A few weeks back I invited a few friends over to carve some bowls from the large poplar that I currently have access to, I had forged some tools that needed handling and then testing. We started with this log, it had the potential to give a bowl of 22″ across.
The first cut revealed some very interesting looking figuring.
This was then split and a circle drawn on; we made circular bowls, however on reflection I think one reason to carve rather than turn a bowl is the freedom to make a shape other than round.
We shaped the inside first, the weight of the blanks made clamping unnecessary, Steve had brought an specially ground axe that he used to great effect for both the inside and outside of he bowls, the technique at first seemed odd, as he was trying to break chips away; this looked like he was miss hitting and as I spend a lot of time in my forge trying to ensure accurate square strokes I have to say I found it slightly disturbing despite it being obviously effective. The clincher to my absolute condemnation of this technique is that the workshop is still sullied despite three sessions to clear up the chips he fired far and wide so effectively.
I put a longer handle on my heaviest adze head and this proved pretty effective at both the inside and outside of the bowl.
Obligatory fruit shot.
We also went trophy hunting.
Steve put a larger handle on his GB adze, I tidied up the bevels a bit on my linisher.
I didn’t get much bowl carving done, but did manage to fine tune these adzes.
So a great few days; I learnt a massive amount just watching; found out some very interesting things about adzes- which will be the subject of my next blog post. Didn’t have the time to try out the big axes, but the week after I did set aside the time to carve a large (round!) bowl, it is now drying and I will be forging and trying out new tools to finish the inside.

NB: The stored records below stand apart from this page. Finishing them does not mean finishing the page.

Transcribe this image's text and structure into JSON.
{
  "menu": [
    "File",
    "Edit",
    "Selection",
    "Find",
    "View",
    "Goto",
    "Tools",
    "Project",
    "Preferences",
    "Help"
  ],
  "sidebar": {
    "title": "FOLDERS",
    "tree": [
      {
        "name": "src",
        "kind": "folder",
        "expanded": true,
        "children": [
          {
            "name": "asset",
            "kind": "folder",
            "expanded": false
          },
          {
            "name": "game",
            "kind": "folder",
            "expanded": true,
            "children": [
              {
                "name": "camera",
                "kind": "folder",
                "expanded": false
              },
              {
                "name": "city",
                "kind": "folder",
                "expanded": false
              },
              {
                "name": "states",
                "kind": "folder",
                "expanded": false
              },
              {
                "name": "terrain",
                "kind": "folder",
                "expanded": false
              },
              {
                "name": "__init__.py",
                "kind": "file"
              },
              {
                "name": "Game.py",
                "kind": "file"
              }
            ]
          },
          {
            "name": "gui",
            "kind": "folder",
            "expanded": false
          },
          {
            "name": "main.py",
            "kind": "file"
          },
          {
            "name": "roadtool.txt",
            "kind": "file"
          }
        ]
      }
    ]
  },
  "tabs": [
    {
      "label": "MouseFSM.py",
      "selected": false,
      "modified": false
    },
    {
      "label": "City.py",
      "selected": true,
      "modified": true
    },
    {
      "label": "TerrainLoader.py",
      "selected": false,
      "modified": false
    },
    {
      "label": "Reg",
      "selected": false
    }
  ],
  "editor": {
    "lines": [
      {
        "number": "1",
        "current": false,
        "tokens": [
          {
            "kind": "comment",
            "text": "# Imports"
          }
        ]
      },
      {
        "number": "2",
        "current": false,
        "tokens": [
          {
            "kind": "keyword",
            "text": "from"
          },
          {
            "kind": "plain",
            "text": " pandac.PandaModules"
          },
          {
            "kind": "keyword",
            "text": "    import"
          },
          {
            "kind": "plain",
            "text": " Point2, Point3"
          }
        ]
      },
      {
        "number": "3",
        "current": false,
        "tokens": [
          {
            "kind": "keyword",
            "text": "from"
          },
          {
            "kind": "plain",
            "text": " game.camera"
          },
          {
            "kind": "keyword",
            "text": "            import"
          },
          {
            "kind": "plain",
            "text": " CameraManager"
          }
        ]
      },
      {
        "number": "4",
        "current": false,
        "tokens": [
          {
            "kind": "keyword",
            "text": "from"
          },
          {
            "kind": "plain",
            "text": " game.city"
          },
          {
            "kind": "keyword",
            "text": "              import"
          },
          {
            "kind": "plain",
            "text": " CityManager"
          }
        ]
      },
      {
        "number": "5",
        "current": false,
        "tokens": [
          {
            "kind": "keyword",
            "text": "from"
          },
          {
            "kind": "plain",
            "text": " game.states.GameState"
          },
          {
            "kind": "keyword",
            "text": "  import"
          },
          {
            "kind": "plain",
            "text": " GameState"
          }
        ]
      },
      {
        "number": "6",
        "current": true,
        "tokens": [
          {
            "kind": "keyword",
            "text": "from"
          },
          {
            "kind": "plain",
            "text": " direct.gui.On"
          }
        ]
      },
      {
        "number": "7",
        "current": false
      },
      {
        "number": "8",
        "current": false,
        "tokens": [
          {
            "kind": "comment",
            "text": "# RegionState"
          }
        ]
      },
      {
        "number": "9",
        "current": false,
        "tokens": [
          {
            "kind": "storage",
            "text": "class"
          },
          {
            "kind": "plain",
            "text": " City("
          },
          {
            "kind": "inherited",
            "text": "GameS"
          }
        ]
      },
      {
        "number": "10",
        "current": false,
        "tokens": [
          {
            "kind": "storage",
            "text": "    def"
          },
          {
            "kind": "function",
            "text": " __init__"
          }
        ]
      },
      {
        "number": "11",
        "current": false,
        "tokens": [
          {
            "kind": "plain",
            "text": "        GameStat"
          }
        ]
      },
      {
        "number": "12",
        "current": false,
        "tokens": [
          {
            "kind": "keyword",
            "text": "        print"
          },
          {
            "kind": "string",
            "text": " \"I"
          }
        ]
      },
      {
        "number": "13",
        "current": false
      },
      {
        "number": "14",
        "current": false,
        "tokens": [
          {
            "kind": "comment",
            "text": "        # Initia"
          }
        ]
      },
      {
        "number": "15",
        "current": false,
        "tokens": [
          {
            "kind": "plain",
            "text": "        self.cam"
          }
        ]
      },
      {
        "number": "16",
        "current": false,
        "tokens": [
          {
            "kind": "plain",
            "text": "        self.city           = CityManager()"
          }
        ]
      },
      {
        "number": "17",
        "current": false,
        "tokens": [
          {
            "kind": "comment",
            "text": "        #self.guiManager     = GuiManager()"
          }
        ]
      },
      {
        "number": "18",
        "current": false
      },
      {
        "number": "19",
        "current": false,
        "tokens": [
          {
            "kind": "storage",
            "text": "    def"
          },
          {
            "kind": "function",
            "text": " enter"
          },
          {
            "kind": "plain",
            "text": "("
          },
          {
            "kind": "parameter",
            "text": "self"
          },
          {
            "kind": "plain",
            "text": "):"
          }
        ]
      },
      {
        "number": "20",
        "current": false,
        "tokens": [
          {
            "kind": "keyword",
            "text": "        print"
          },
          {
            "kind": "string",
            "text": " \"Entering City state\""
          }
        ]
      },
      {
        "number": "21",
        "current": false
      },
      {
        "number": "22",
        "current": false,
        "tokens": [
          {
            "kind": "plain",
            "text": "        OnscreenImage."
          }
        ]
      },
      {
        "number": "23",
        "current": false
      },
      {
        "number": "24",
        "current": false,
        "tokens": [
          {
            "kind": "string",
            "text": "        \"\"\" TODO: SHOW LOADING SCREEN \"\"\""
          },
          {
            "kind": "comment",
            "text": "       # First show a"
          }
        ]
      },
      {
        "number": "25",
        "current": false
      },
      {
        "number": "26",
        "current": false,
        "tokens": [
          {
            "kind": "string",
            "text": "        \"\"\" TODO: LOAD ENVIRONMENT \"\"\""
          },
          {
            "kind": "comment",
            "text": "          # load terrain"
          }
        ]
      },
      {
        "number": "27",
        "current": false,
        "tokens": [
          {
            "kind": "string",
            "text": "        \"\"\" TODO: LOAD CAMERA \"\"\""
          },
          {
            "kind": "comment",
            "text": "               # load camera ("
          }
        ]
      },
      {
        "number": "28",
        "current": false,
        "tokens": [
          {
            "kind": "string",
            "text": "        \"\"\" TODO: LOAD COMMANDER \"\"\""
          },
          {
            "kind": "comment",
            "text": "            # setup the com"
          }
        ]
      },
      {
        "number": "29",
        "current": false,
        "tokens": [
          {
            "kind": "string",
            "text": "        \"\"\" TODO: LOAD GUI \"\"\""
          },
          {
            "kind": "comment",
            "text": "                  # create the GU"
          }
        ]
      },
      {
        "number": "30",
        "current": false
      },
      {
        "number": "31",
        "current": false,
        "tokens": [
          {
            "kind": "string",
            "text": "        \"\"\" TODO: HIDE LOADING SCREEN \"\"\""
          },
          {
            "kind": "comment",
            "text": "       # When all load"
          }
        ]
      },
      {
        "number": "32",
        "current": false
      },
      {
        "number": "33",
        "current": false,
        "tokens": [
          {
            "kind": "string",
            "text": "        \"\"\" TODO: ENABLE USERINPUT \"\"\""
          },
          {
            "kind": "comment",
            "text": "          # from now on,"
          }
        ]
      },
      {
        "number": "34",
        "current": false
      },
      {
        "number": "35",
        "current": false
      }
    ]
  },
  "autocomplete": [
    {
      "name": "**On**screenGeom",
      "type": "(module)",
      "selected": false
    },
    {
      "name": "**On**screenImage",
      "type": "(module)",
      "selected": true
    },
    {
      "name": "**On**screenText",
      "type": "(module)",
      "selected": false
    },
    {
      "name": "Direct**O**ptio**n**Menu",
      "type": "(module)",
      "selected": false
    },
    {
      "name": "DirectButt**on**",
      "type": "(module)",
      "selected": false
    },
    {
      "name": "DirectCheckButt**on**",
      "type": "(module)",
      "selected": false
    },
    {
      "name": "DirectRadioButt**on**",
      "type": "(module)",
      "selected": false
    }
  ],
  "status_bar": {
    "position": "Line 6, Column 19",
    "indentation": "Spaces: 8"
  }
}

Anja Sunberg sent me some images of Swedish style scorps that look intriguing, or maybe some specially shaped gouges, if I can justify the time, both.